  44. Pointers for typeface reviews (2/3): > stroke modulation > in/out

    stroke recipes > alignments in H and V axes > transitions between letter elements
  45. Pointers for typeface reviews (3/3): > relating of inner and

    outer strokes > letter shapes within key patterns > integration of exceptions
  46. How do we support this 
 on a global scale?

  47. Verdana and Georgia (1996) embody 
 Microsoft’s first moves away

    from 
 print. The  ClearType  fonts (2003)    represented 
 a  bet  in portable, flat  screens.
  48. Adobe’s Source Sans Pro 
 and Serif Pro are just

    notable examples in a very long line 
 of fonts that set baselines.
  49. We have a plan to make available 
 online a

    series of resources to support people who want to start learning 
 about typeface design
  50. Two phases: > Typeface and typeform 
 fundamentals > Design

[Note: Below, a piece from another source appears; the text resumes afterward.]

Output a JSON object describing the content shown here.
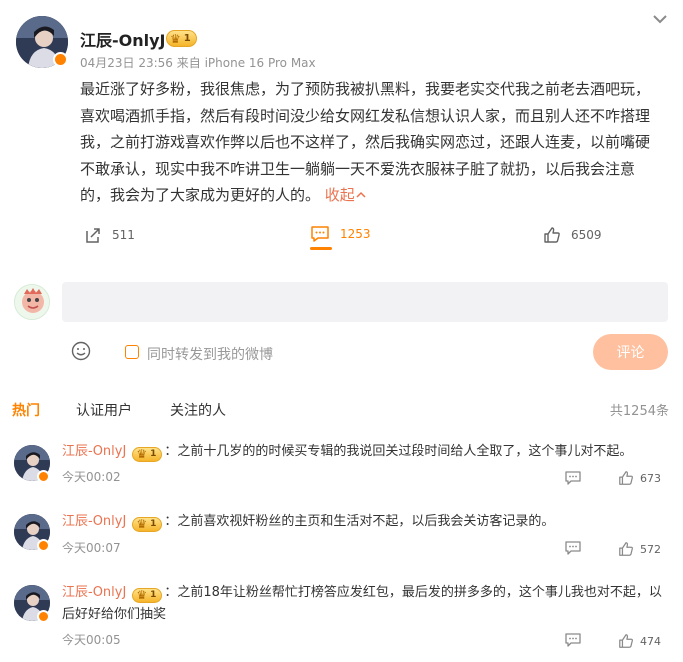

    for typographic setting
  51. - Key properties of text typefaces - Shapes contributing to

    homogeneity / individuality - Key proportions in the lowercase - Stroke thickness as a unit of measurement - Balancing key strokes and space - Stroke modulation and transitions to vertical strokes - In- and outstroke recipes - Optical alignments in the horizontal axis - Patterns and exceptions in lettershapes - Dimensions within and across cases
  52. - Setting parameters from a typographic brief - Body sizing

    for paragraph setting - Case differentiation for different briefs - Family composition planning - Mapping families to CSS weights - Planning weights and styles within paragraphs - Planning weights and styles for editorial typography - Planning weights and styles for complex texts
  53. What next? Closing comments

  54. Thank you, and get in touch @gerryleonidas @typefacedesign reading.ac.uk/typography typefacedesign.net